    Harrison Houghton
    @hrhino
    Does init need to be by-name?
    Princess | April
    @NthPortal
    I don't know
    is there a reason for LazyList to have a fromIterator method, on top of from(IterableOnce)?
    Lukas Rytz
    @lrytz
    ArrayOps.sorted looks quite dubious to me, it probably performs really badly on primitive arrays. Should we really have that method?
    Stefan Zeiger
    @szeiger
    @lrytz It's probably better to use Sorting.sorted for primitive arrays
    Harrison Houghton
    @hrhino
    couldn't ArrayOps delegate to Sorting?
    Stefan Zeiger
    @szeiger
    Yes, that's what I meant
    Harrison Houghton
    @hrhino
    so not to be a wet blanket or anything, and scala/scala#3434 notwithstanding
    Welcome to Scala 2.13.0-M5 (Java HotSpot(TM) 64-Bit Server VM, Java 1.8.0_161).
    Type in expressions for evaluation. Or try :help.
    
    scala> val map = collection.mutable.AnyRefMap.empty[String, Int]
    map: scala.collection.mutable.AnyRefMap[String,Int] = AnyRefMap()
    
    scala> map.getOrElseUpdate("FB", { map.put("Ea", 1) ; 2 })
    res0: Int = 2
    
    scala> map.size
    res1: Int = 2
    
    scala> map.toList
    res2: List[(String, Int)] = List((FB,2))
    
    scala> map.get("Ea")
    res3: Option[Int] = None
    is there a reason we can't just say "modifying the map in the closure argument of getOrElseUpdate is not allowed"?
    The fix would basically come down to reducing getOrElseUpdate to get(key).getOrElse(put(key, default)), and my understanding of the point of getOrElseUpdate is that it's supposed to be faster than that (due to only having to find the entry once)
    (of course, that's not to discount someone cleverer knowing a cleverer fix)
    Harrison Houghton
    @hrhino
    A possible cleverer solution would be to have a modification count.
    Seth Tisue
    @SethTisue
    @hrhino I wouldn’t have been surprised (or disappointed) if scala/bug#8213 had simply been closed as “wontfix"

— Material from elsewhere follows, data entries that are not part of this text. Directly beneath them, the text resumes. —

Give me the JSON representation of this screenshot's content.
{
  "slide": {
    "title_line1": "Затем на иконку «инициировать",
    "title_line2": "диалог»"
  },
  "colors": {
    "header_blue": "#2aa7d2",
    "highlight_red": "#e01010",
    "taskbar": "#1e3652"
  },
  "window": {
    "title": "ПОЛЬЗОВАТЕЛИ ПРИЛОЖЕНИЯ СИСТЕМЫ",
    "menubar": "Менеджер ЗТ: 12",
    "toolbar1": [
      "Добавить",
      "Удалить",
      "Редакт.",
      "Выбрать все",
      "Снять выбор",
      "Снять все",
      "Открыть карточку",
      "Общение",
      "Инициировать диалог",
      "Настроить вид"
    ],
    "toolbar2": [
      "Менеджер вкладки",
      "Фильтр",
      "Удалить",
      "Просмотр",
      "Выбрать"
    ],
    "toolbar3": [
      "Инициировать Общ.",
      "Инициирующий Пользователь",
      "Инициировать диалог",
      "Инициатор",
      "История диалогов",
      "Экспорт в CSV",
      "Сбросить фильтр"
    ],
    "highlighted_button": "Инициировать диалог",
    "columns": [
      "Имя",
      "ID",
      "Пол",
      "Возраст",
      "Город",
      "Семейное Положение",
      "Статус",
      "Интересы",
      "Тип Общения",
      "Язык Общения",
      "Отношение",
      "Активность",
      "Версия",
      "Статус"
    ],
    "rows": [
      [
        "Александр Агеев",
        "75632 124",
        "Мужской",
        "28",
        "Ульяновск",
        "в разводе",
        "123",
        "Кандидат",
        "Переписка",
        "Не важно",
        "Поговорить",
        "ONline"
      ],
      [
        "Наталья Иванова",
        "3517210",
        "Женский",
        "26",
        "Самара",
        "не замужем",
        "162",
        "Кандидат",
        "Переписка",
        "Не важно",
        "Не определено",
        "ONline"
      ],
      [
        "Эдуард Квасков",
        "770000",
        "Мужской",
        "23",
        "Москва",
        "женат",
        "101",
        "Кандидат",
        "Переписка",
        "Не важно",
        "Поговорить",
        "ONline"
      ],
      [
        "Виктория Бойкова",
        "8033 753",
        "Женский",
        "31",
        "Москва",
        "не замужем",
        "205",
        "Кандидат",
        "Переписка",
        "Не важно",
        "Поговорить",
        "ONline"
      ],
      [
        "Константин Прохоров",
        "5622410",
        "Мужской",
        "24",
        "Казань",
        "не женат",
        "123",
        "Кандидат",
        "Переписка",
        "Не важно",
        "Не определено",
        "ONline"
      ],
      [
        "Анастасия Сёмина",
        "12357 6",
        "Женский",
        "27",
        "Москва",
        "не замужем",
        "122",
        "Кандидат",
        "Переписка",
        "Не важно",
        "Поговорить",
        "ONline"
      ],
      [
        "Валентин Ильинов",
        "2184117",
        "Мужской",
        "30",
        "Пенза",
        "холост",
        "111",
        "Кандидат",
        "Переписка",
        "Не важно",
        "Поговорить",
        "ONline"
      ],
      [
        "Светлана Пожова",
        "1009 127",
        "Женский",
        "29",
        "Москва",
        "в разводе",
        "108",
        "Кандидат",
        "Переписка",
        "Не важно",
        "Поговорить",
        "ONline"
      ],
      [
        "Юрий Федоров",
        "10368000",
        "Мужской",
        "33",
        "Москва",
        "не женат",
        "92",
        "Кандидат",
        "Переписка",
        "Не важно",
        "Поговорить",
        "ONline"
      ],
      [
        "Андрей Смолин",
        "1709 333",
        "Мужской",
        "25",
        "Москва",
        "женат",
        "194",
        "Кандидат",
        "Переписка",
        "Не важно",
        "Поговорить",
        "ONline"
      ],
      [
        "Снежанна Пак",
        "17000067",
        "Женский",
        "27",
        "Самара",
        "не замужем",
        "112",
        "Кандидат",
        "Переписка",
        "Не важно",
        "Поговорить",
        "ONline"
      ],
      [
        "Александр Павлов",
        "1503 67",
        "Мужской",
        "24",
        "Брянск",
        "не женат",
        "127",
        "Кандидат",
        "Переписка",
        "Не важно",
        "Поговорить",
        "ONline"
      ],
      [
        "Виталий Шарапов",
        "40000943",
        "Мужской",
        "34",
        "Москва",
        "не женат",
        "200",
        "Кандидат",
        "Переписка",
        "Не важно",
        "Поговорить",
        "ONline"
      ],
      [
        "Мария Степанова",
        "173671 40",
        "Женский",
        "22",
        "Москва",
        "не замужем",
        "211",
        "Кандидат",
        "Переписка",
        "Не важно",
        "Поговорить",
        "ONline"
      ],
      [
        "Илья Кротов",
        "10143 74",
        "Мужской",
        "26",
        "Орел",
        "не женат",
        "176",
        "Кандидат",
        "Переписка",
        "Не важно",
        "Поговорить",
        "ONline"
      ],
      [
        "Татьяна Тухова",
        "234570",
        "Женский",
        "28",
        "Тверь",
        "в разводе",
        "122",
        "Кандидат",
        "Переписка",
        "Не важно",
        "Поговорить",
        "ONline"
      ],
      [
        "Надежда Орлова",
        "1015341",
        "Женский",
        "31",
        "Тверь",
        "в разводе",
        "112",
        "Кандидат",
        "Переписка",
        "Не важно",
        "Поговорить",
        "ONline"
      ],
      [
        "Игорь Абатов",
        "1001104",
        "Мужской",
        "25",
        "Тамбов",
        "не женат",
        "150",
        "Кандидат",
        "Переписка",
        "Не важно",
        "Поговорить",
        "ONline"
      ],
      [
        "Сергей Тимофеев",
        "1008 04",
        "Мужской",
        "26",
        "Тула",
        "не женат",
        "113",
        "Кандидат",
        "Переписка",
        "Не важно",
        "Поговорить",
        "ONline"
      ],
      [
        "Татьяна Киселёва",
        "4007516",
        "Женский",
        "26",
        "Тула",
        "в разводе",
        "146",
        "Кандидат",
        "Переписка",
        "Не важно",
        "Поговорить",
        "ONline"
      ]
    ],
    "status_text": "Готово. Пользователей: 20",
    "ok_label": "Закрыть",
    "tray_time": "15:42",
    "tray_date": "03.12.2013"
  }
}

    Harrison Houghton
    @hrhino
    :+1: agreed. I guess, having fixed it, it's too late to unfix it in 2.13.